New Autonomous Method Precisely Detects Endangered Whale Vocalizations
The North Atlantic Right Whale (Right whale) is one of the most endangered whale species in the world with only about 368 remaining off the east coast of North America. A decreasing trend and low reproduction rates, combined with high levels of human activities – such as shipping and fisheries – underscore their precarious situation. Efficient tracking of their numbers, migration paths and habitat use is vital to lowering the number of preventable injuries and deaths and promoting their recovery.
One of the frequently used methods to monitor whales is called passive acoustics technology. Right whales vocalize a variety of low-frequency sounds such as moans, groans, pulses and even belches. One typical vocalization they use to communicate with each other is referred to as an “up-call,” which is a short chirp or “whoop” that lasts about two seconds. Up-calls are narrowband vocalizations with frequency swings in the range of 50 to 440 Hertz and appear to function as signals that bring whales together.
Although current passive acoustics technology is a reliable, safe and effective way to monitor these endangered leviathans, it hasn’t always performed well. In the increasingly noisy ocean, current methods can mistake other sounds for whale calls. This high “false positive” rate hampers scientific research and hinders conservation efforts.
Researchers from Florida Atlantic University’s Harbor Branch Oceanographic Institute and the College of Engineering and Computer Science used artificial intelligence (AI) and machine learning methods to develop a new and much more accurate method of detecting Right whale up-calls. The technology utilizes Multimodal Deep Learning (MMDL) algorithms to evaluate acoustic recordings and make decisions on the presence of up-calls.
The study’s findings, published in the Journal of the Acoustical Society of America, showed that the MMDL detector outperformed conventional machine learning methods and demonstrated the superiority of the MMDL algorithm in terms of the up-call detection rate, non-up-call detection rate, and false alarm rate. The autonomy of the MMDL detector has immediate application for effectively monitoring and protecting Right whales where accurate call detection of a low-density species is critical.
“Our deep learning algorithm is a significant advancement on conventional machine learning methods. The near zero false-positive, false-negative and false alarm rates indicate that this new MMDL detector could be a powerful tool in the detection and monitoring of the low density, endangered North Atlantic Right Whale, especially in environments with high acoustic-masking,” said Laurent M. Chérubin, Ph.D., senior author and a research professor at FAU Harbor Branch who worked with Ali K. Ibrahim, first author and a post-doctoral research associate at FAU Harbor Branch. “Since the attributes of the MMDL system are not signal specific, we believe that it can be used as a classifier for all applications in which multiple classes are involved.”

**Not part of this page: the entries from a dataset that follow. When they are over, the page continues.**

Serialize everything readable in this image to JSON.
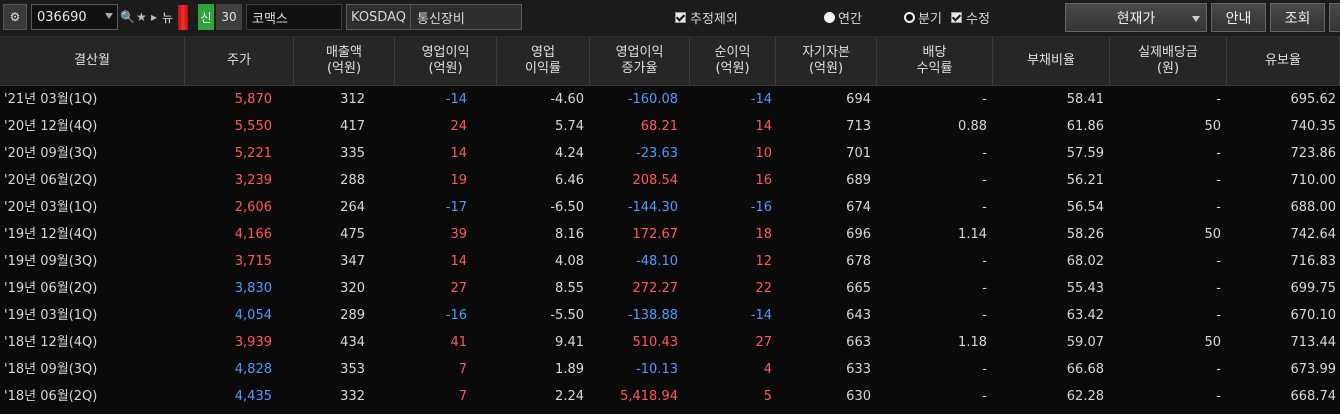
{
  "toolbar": {
    "settings_icon": "settings-icon",
    "stock_code": "036690",
    "search_icon_glyph": "🔍",
    "star_glyph": "★",
    "arrow_glyph": "▸",
    "new_label": "뉴",
    "sin_label": "신",
    "count_30": "30",
    "company_name": "코맥스",
    "market": "KOSDAQ",
    "sector": "통신장비",
    "exclude_estimate_label": "추정제외",
    "annual_label": "연간",
    "quarterly_label": "분기",
    "adjusted_label": "수정",
    "price_select": "현재가",
    "guide_button": "안내",
    "query_button": "조회"
  },
  "table": {
    "headers": [
      "결산월",
      "주가",
      "매출액\n(억원)",
      "영업이익\n(억원)",
      "영업\n이익률",
      "영업이익\n증가율",
      "순이익\n(억원)",
      "자기자본\n(억원)",
      "배당\n수익률",
      "부채비율",
      "실제배당금\n(원)",
      "유보율"
    ],
    "rows": [
      {
        "period": "'21년 03월(1Q)",
        "price": "5,870",
        "sales": "312",
        "op": "-14",
        "margin": "-4.60",
        "growth": "-160.08",
        "net": "-14",
        "equity": "694",
        "div_yield": "-",
        "debt": "58.41",
        "dividend": "-",
        "reserve": "695.62"
      },
      {
        "period": "'20년 12월(4Q)",
        "price": "5,550",
        "sales": "417",
        "op": "24",
        "margin": "5.74",
        "growth": "68.21",
        "net": "14",
        "equity": "713",
        "div_yield": "0.88",
        "debt": "61.86",
        "dividend": "50",
        "reserve": "740.35"
      },
      {
        "period": "'20년 09월(3Q)",
        "price": "5,221",
        "sales": "335",
        "op": "14",
        "margin": "4.24",
        "growth": "-23.63",
        "net": "10",
        "equity": "701",
        "div_yield": "-",
        "debt": "57.59",
        "dividend": "-",
        "reserve": "723.86"
      },
      {
        "period": "'20년 06월(2Q)",
        "price": "3,239",
        "sales": "288",
        "op": "19",
        "margin": "6.46",
        "growth": "208.54",
        "net": "16",
        "equity": "689",
        "div_yield": "-",
        "debt": "56.21",
        "dividend": "-",
        "reserve": "710.00"
      },
      {
        "period": "'20년 03월(1Q)",
        "price": "2,606",
        "sales": "264",
        "op": "-17",
        "margin": "-6.50",
        "growth": "-144.30",
        "net": "-16",
        "equity": "674",
        "div_yield": "-",
        "debt": "56.54",
        "dividend": "-",
        "reserve": "688.00"
      },
      {
        "period": "'19년 12월(4Q)",
        "price": "4,166",
        "sales": "475",
        "op": "39",
        "margin": "8.16",
        "growth": "172.67",
        "net": "18",
        "equity": "696",
        "div_yield": "1.14",
        "debt": "58.26",
        "dividend": "50",
        "reserve": "742.64"
      },
      {
        "period": "'19년 09월(3Q)",
        "price": "3,715",
        "sales": "347",
        "op": "14",
        "margin": "4.08",
        "growth": "-48.10",
        "net": "12",
        "equity": "678",
        "div_yield": "-",
        "debt": "68.02",
        "dividend": "-",
        "reserve": "716.83"
      },
      {
        "period": "'19년 06월(2Q)",
        "price": "3,830",
        "sales": "320",
        "op": "27",
        "margin": "8.55",
        "growth": "272.27",
        "net": "22",
        "equity": "665",
        "div_yield": "-",
        "debt": "55.43",
        "dividend": "-",
        "reserve": "699.75"
      },
      {
        "period": "'19년 03월(1Q)",
        "price": "4,054",
        "sales": "289",
        "op": "-16",
        "margin": "-5.50",
        "growth": "-138.88",
        "net": "-14",
        "equity": "643",
        "div_yield": "-",
        "debt": "63.42",
        "dividend": "-",
        "reserve": "670.10"
      },
      {
        "period": "'18년 12월(4Q)",
        "price": "3,939",
        "sales": "434",
        "op": "41",
        "margin": "9.41",
        "growth": "510.43",
        "net": "27",
        "equity": "663",
        "div_yield": "1.18",
        "debt": "59.07",
        "dividend": "50",
        "reserve": "713.44"
      },
      {
        "period": "'18년 09월(3Q)",
        "price": "4,828",
        "sales": "353",
        "op": "7",
        "margin": "1.89",
        "growth": "-10.13",
        "net": "4",
        "equity": "633",
        "div_yield": "-",
        "debt": "66.68",
        "dividend": "-",
        "reserve": "673.99"
      },
      {
        "period": "'18년 06월(2Q)",
        "price": "4,435",
        "sales": "332",
        "op": "7",
        "margin": "2.24",
        "growth": "5,418.94",
        "net": "5",
        "equity": "630",
        "div_yield": "-",
        "debt": "62.28",
        "dividend": "-",
        "reserve": "668.74"
      }
    ],
    "price_colors": [
      "red",
      "red",
      "red",
      "red",
      "red",
      "red",
      "red",
      "blue",
      "blue",
      "red",
      "blue",
      "blue"
    ]
  },
  "colors": {
    "up": "#ff5a5a",
    "down": "#4f9bff",
    "neutral": "#d8d8d8",
    "header_bg": "#262626",
    "bg": "#0a0a0a"
  }
}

Researchers verified the effectiveness of the MMDL model for Right whale up-call detection with Cornell University’s dataset. These recorded signals were converted to images and classified by the MMDL detector. The algorithm, composed of two types of neural networks, randomly selects its design parameters, requires little preprocessing and automates its architecture construction. Outputs from individual models are evaluated by a fusion classifier, which selects the most probable outcome.
To highlight the urgency for effective detection and monitoring technologies in endangered species, new research is indicating that whales and other marine species are being impacted by climate change, including shifts in migration patterns and habitat use. Recently, North Atlantic Right Whales have been observed in locations not previously known as important Right whale habitat. The new MMDL system offers a new tool to effectively monitor and assess the importance of these new behaviors in a changing ocean.